With F1 in Rear View, Vegas Stakeholders Debate Race’s Future

Last November’s first-ever Formula One Las Vegas Grand Prix was certainly a success in terms of economic impact and visitation. But does that mean that everyone involved is pleased with how it went?

With F1 in Rear View, Vegas Stakeholders Debate Race’s Future

Last November, the inaugural Formula One (F1) Las Vegas Grand Prix came and went with much fanfare, exceeding economic expectations and providing a glimpse into the potential future of the city that has quickly become a sports destination.

However, now that the race has passed, multiple stakeholders in and around Las Vegas are growing concerned about the future of the event—perhaps the most vocal is Clark County Commissioner Tick Segerblom, who recently voiced frustration at the lack of transparency with the process.

In an interview with the Las Vegas Review-Journal, Segerblom made it clear that the county “never signed a contract” with F1 parent company Liberty Media—instead, the agreements were signed with the Las Vegas Convention and Visitors Authority (LVCVA).
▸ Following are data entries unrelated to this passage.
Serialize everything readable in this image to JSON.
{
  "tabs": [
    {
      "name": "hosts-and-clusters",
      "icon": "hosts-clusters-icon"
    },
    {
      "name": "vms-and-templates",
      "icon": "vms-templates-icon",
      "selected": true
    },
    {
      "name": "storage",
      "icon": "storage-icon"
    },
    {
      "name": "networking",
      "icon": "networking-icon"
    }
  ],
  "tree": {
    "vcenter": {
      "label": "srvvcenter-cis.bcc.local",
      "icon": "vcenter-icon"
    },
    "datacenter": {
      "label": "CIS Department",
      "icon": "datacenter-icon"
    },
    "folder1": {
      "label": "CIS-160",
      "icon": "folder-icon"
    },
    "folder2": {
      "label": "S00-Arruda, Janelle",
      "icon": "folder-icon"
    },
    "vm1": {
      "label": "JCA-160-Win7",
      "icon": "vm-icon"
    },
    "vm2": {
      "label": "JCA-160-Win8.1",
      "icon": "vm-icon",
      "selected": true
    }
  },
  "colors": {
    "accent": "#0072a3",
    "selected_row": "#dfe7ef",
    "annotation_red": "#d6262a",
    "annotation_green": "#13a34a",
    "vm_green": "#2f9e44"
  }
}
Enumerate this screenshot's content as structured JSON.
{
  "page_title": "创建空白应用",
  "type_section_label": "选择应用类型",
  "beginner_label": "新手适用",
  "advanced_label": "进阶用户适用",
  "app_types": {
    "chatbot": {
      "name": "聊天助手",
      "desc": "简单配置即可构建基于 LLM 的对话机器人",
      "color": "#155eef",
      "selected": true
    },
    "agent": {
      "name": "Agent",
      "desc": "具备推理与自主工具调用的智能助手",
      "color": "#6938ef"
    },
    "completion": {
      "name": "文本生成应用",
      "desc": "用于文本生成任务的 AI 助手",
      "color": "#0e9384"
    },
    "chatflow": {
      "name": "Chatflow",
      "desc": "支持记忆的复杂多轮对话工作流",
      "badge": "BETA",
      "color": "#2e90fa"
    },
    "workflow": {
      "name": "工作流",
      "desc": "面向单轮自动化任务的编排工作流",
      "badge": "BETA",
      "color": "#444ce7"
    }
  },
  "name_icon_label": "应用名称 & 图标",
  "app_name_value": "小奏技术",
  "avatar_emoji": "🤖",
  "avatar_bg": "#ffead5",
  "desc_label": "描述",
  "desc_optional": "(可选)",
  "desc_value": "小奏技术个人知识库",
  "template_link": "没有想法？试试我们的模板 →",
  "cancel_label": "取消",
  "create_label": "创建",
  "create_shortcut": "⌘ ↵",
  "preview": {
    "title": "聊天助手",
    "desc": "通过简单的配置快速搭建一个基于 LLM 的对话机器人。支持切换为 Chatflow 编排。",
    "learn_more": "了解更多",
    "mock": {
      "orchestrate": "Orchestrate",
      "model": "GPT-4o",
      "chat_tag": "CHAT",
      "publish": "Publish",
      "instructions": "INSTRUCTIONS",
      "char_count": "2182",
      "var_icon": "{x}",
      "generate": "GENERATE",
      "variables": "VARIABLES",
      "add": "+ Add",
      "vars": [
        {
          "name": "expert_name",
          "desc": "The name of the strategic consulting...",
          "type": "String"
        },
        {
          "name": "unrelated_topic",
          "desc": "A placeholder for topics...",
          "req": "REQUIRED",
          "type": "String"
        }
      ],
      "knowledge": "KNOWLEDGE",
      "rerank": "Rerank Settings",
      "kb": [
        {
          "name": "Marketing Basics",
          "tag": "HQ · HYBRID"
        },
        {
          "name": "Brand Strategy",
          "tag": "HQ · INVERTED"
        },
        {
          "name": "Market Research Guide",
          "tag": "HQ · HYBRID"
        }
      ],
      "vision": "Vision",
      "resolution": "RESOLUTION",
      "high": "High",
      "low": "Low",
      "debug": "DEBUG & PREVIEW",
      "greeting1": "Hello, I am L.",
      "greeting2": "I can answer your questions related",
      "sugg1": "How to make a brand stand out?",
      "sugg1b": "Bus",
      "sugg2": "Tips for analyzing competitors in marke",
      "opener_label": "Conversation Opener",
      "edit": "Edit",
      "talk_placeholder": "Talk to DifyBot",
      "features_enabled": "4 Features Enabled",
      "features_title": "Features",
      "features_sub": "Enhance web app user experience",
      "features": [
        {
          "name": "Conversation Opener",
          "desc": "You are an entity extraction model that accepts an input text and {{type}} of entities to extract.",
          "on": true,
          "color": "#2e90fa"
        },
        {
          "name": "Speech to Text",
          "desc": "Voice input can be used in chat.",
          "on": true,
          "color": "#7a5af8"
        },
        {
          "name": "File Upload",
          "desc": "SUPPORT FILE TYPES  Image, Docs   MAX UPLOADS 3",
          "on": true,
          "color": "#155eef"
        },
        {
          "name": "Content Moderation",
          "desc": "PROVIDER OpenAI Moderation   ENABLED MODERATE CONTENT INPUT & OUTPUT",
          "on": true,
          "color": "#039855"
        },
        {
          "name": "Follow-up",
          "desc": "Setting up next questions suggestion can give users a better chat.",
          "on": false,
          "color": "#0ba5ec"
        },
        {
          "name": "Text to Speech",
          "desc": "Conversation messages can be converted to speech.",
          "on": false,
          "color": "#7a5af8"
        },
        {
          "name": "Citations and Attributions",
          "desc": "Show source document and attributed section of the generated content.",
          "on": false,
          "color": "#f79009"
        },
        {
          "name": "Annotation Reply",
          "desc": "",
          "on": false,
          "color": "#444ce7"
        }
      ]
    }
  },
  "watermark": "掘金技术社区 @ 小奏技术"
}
Because of this, Segerblom asserted that the county “never committed to three years,” as has been widely publicized. Segerblom went on to say that he had included discussions about the race on the agenda for the commission’s next scheduled meeting, but that was then pushed back after the initial story was published.

“It is anticipated that the agenda item for Board discussion on F1 noticed for next Tuesday will be held for a future meeting in the coming weeks to align around the County’s public debrief of the event and the structure for facilitating future races,” County spokeswoman Jennifer Cooper said in an email to the Review-Journal.

According to the contract between the LVCVA and Liberty, the authority is obligated to pay $6.5 million per year towards the race annually through at least 2025, but both sides have said several times that the intention is to extend the deal far beyond that starting point.

The commission, for its part, recognized the race as an annual event, but didn’t sign any contract mandating that it actually take place, Segerblom said. The recognition gives freedom to the commission to waive certain ordinances without the need for additional meetings, so long as the race is held the week prior to the Thanksgiving holiday.

Segerblom is not the only commissioner to voice frustrations over the idea that the county was not properly consulted at various points during the lead-up to the race and its setup process—Commissioner Marilyn Kirkpatrick was also very vocal about her dissatisfaction when it came to things like impacts on commuter traffic and a lack of considerations for Strip workers.

“I think it’s one of those things where the tail is wagging the dog and we’re the dog, so let’s stop tail wagging and take over,” Segerblom told the Review-Journal.

F1 has asked Clark County to reimburse half of the $80 million it accrued in infrastructure costs for the event, but no agreements are currently in place. Betsy Fretwell, COO for the Las Vegas Grand Prix, released a statement to the newspaper saying that her team “meets regularly with local government representatives to refine and improve our coordination.”

“Similarly, we are working with the LVCVA and community stakeholders to enhance communication, planning and coordination for the event,” she continued. “We are committed to keeping all lines of communication open with our race partners at the County and throughout the local community.”

Race officials have promised that future races will be “substantially” less arduous, given the extensive work that has been done already.

Another figure who recently spoke about the need for change with regard to the race was Tom Reeg, CEO of Strip operator Caesars Entertainment. On the company’s recent fourth-quarter earnings call, Reeg told analysts that the event should offer more affordable ticket prices and cater to some of the smaller properties if it wants to garner support and lasting power.

“In prior quarters, we talked about F1 being a big stimulator of demand for us and we’ve been talking about a 5 percent lift in EBITDA in the quarter, but our actual experience was about a 4 percent lift, pretty close to what we were expecting,” Reeg said, as reported by CDC Gaming Reports. “It was a huge lift for the high-end properties, including Caesars Palace and Paris. For our mass-market properties, it was less so.”

The race, which catered primarily to international high-rollers, was widely criticized by local and domestic F1 fans for being too expensive—on sites such as StubHub, one-day tickets were in excess of $500 and three-day passes were typically over $2,000.

Additionally, several business owners on and around the Strip have since said that the construction and diverted traffic actually ended up costing them millions of dollars in lost revenue, with some even threatening potential legal action.

Per CDC, Reeg said on the call that the race “will be a better event when more of the city is energized and not just the four or five buildings that garner most of the benefit.”

“We’re working with our partners in the city and with F1 to make sure it’s a more broadly successful event next year than it was this year,” he continued.

Jeremy Aguero, principal of Applied Analysis, said that travelers spent a total of over $550 million during the week of the race—those who attended spent an average of $4,128, while those who did not spent an average of $2,662. In total, approximately $64 million in tax revenue was generated, Aguero estimated.